### Task description
Images excluded, reproduce each line of the records exactly as it stands.

(Entries from a dataset of interfaces)
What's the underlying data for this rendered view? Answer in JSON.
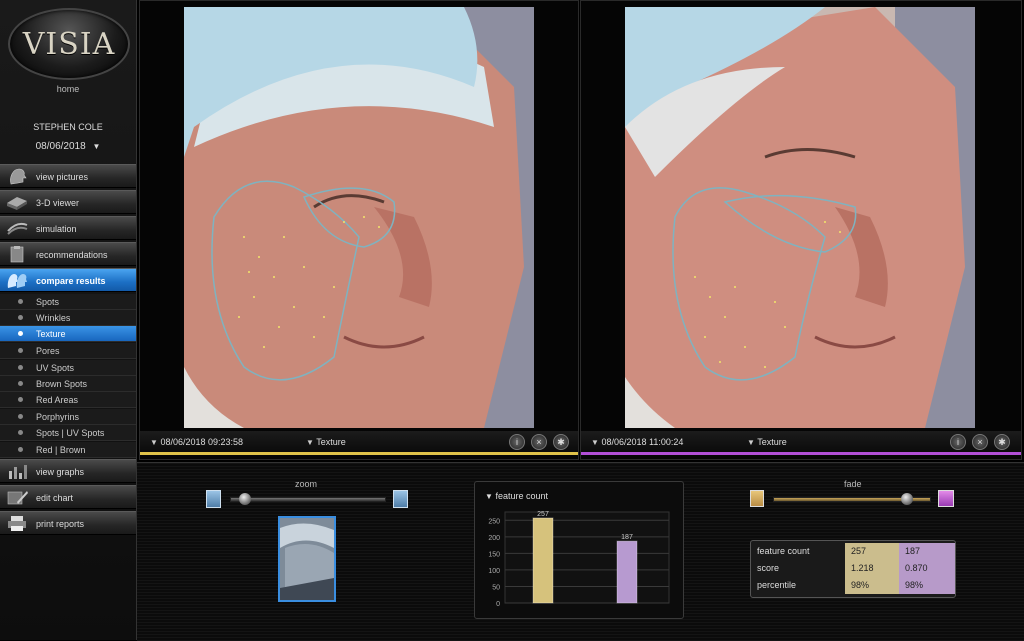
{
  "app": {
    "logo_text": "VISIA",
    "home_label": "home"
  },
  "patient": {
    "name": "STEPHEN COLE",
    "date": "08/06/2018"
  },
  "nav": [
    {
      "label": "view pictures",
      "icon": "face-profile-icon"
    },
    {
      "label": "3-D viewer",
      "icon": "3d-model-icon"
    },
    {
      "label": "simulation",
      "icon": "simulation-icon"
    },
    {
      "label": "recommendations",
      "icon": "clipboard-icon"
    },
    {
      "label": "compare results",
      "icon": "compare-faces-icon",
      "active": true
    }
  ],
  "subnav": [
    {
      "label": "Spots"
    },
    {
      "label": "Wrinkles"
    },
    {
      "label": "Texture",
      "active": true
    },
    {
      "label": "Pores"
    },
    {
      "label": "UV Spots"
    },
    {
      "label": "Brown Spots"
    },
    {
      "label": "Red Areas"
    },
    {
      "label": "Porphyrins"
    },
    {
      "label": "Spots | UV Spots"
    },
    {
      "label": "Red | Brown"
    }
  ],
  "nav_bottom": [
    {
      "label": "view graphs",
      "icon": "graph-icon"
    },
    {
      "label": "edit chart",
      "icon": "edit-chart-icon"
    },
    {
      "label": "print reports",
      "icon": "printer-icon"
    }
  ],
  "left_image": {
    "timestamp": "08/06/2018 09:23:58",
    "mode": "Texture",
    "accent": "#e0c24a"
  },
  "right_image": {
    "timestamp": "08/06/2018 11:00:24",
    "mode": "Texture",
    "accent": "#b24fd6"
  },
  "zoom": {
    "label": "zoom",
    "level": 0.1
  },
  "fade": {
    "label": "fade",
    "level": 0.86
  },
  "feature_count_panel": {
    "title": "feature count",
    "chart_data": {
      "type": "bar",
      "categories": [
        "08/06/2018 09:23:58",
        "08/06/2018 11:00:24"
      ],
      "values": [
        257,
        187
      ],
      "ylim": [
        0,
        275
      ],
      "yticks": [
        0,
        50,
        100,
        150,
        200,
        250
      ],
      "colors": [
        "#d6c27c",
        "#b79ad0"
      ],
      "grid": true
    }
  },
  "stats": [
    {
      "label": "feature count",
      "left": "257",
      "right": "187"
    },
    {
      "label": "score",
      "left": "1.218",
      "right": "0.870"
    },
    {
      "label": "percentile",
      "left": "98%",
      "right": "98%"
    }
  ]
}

### Exercise result
What's the underlying data for this rendered view? Answer in JSON.
{
  "app": {
    "logo_text": "VISIA",
    "home_label": "home"
  },
  "patient": {
    "name": "STEPHEN COLE",
    "date": "08/06/2018"
  },
  "nav": [
    {
      "label": "view pictures",
      "icon": "face-profile-icon"
    },
    {
      "label": "3-D viewer",
      "icon": "3d-model-icon"
    },
    {
      "label": "simulation",
      "icon": "simulation-icon"
    },
    {
      "label": "recommendations",
      "icon": "clipboard-icon"
    },
    {
      "label": "compare results",
      "icon": "compare-faces-icon",
      "active": true
    }
  ],
  "subnav": [
    {
      "label": "Spots"
    },
    {
      "label": "Wrinkles"
    },
    {
      "label": "Texture",
      "active": true
    },
    {
      "label": "Pores"
    },
    {
      "label": "UV Spots"
    },
    {
      "label": "Brown Spots"
    },
    {
      "label": "Red Areas"
    },
    {
      "label": "Porphyrins"
    },
    {
      "label": "Spots | UV Spots"
    },
    {
      "label": "Red | Brown"
    }
  ],
  "nav_bottom": [
    {
      "label": "view graphs",
      "icon": "graph-icon"
    },
    {
      "label": "edit chart",
      "icon": "edit-chart-icon"
    },
    {
      "label": "print reports",
      "icon": "printer-icon"
    }
  ],
  "left_image": {
    "timestamp": "08/06/2018 09:23:58",
    "mode": "Texture",
    "accent": "#e0c24a"
  },
  "right_image": {
    "timestamp": "08/06/2018 11:00:24",
    "mode": "Texture",
    "accent": "#b24fd6"
  },
  "zoom": {
    "label": "zoom",
    "level": 0.1
  },
  "fade": {
    "label": "fade",
    "level": 0.86
  },
  "feature_count_panel": {
    "title": "feature count",
    "chart_data": {
      "type": "bar",
      "categories": [
        "08/06/2018 09:23:58",
        "08/06/2018 11:00:24"
      ],
      "values": [
        257,
        187
      ],
      "ylim": [
        0,
        275
      ],
      "yticks": [
        0,
        50,
        100,
        150,
        200,
        250
      ],
      "colors": [
        "#d6c27c",
        "#b79ad0"
      ],
      "grid": true
    }
  },
  "stats": [
    {
      "label": "feature count",
      "left": "257",
      "right": "187"
    },
    {
      "label": "score",
      "left": "1.218",
      "right": "0.870"
    },
    {
      "label": "percentile",
      "left": "98%",
      "right": "98%"
    }
  ]
}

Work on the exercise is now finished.